> [WORK INSTRUCTIONS] Copy whichever lines of the data hold the word "nticket".

> [EXTRACTED MATERIAL]
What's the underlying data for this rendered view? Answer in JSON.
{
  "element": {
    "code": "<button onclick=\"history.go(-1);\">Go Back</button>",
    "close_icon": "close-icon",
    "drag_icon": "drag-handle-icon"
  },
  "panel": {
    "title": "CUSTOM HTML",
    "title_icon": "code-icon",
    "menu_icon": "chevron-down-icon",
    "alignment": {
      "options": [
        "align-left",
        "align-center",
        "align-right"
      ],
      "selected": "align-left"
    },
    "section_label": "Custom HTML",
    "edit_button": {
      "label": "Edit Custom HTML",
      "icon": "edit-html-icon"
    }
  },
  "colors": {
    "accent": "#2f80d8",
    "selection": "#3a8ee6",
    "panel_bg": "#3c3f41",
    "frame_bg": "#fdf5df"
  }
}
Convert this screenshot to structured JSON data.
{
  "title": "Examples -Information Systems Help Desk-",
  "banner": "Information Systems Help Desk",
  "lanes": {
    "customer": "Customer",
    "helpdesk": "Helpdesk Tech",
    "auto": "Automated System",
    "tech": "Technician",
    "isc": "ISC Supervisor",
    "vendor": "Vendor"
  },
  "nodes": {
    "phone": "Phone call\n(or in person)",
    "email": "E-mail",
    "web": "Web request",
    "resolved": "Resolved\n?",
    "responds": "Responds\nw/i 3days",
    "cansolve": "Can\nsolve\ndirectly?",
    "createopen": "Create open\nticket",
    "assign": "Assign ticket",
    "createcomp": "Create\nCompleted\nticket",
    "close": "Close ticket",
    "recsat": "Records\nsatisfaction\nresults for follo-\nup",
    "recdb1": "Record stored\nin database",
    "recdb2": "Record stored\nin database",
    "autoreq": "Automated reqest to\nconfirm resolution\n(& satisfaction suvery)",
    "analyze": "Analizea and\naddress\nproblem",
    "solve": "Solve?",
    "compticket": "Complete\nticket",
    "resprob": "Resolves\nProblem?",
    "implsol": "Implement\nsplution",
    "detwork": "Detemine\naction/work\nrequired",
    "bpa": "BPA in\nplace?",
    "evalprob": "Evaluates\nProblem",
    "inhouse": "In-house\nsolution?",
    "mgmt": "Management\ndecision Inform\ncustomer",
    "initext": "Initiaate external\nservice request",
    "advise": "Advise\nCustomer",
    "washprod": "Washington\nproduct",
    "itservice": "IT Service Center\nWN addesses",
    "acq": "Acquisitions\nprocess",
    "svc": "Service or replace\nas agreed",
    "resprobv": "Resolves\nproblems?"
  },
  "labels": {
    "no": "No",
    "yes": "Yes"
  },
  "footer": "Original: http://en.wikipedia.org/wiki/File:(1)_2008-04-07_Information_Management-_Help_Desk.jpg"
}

> [EXERCISE RESULT]
    "createopen": "Create open\nticket",
    "createcomp": "Create\nCompleted\nticket",
    "compticket": "Complete\nticket",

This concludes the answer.